13 April 2022
Like other European countries, Portugal has been receiving refugees from Ukraine. The government has implemented a system to document refugees so they can access healthcare and other services and to facilitate the process of their residency. However, this could be seen as unfair and could cause a division in society as other migrant groups have been waiting years for residence permits.
There has also been a very positive response among civil society in Portugal. Many Portuguese families have welcomed Ukrainian families, and companies have been offering jobs. Cross-sectoral support, however, has been lacking.
Portugal is also suffering from inflation, with prices rising every day. Inflation will affect Ukrainian refugees and vulnerable Portuguese families, leaving more and more in challenging circumstances. Situations like this underscore the need for continued advocacy for all children and families to have the environment and services they need, regardless of where they come from.
“Although emergency measures to receive Ukrainian refugees are necessary and important, thinking about and taking steps for the medium- and long-term inclusion of these children and families is of utmost importance. For instance, how can these children have adequate access to health and education if national services are already unable to meet the needs?” – Mafalda Lourenço, Fundação Nossa Senhora do Bom Sucesso, Portugal.
So far, there has been very little evidence at the national level of the Child Guarantee in action in Portugal. Information about the national action plan has been scant and difficult to access. After the national legislative elections last January, the new government took office at the end of March 2022. Ms. Ana Mendes Godinho remains Minister of Labour, Solidarity, and Social Security, who oversees the National Coordinator for the Child Guarantee.

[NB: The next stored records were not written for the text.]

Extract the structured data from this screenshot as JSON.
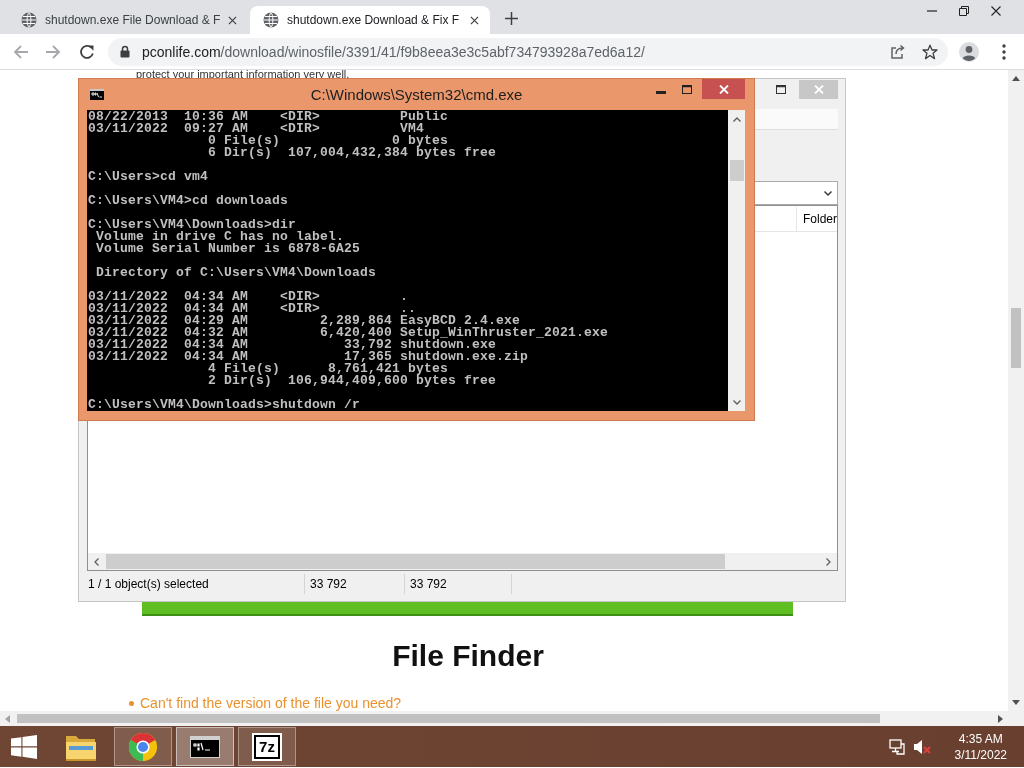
{
  "browser": {
    "tabs": [
      {
        "title": "shutdown.exe File Download & F",
        "selected": false
      },
      {
        "title": "shutdown.exe Download & Fix F",
        "selected": true
      }
    ],
    "address": {
      "host": "pconlife.com",
      "path": "/download/winosfile/3391/41/f9b8eea3e3c5abf734793928a7ed6a12/"
    }
  },
  "page": {
    "intro": "protect your important information very well.",
    "heading": "File Finder",
    "links": [
      "Can't find the version of the file you need?"
    ]
  },
  "archive_window": {
    "columns": [
      "Folder"
    ],
    "status_bar": [
      "1 / 1 object(s) selected",
      "33 792",
      "33 792"
    ]
  },
  "console_window": {
    "title": "C:\\Windows\\System32\\cmd.exe",
    "blocks": [
      [
        "08/22/2013  10:36 AM    <DIR>          Public",
        "03/11/2022  09:27 AM    <DIR>          VM4",
        "               0 File(s)              0 bytes",
        "               6 Dir(s)  107,004,432,384 bytes free"
      ],
      [
        "C:\\Users>cd vm4"
      ],
      [
        "C:\\Users\\VM4>cd downloads"
      ],
      [
        "C:\\Users\\VM4\\Downloads>dir",
        " Volume in drive C has no label.",
        " Volume Serial Number is 6878-6A25"
      ],
      [
        " Directory of C:\\Users\\VM4\\Downloads"
      ],
      [
        "03/11/2022  04:34 AM    <DIR>          .",
        "03/11/2022  04:34 AM    <DIR>          ..",
        "03/11/2022  04:29 AM         2,289,864 EasyBCD 2.4.exe",
        "03/11/2022  04:32 AM         6,420,400 Setup_WinThruster_2021.exe",
        "03/11/2022  04:34 AM            33,792 shutdown.exe",
        "03/11/2022  04:34 AM            17,365 shutdown.exe.zip",
        "               4 File(s)      8,761,421 bytes",
        "               2 Dir(s)  106,944,409,600 bytes free"
      ],
      [
        "C:\\Users\\VM4\\Downloads>shutdown /r"
      ]
    ]
  },
  "taskbar": {
    "apps": [
      {
        "kind": "explorer",
        "open": false,
        "selected": false
      },
      {
        "kind": "browser",
        "open": true,
        "selected": false
      },
      {
        "kind": "console",
        "open": true,
        "selected": true
      },
      {
        "kind": "archiver",
        "open": true,
        "selected": false,
        "logo_text": "7z"
      }
    ],
    "volume": {
      "muted": true
    },
    "clock": {
      "time": "4:35 AM",
      "date": "3/11/2022"
    }
  }
}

Fundação Nossa Senhora do Bom Sucesso believes that the conditions of political stability are in place to move ahead quickly with the pending matter.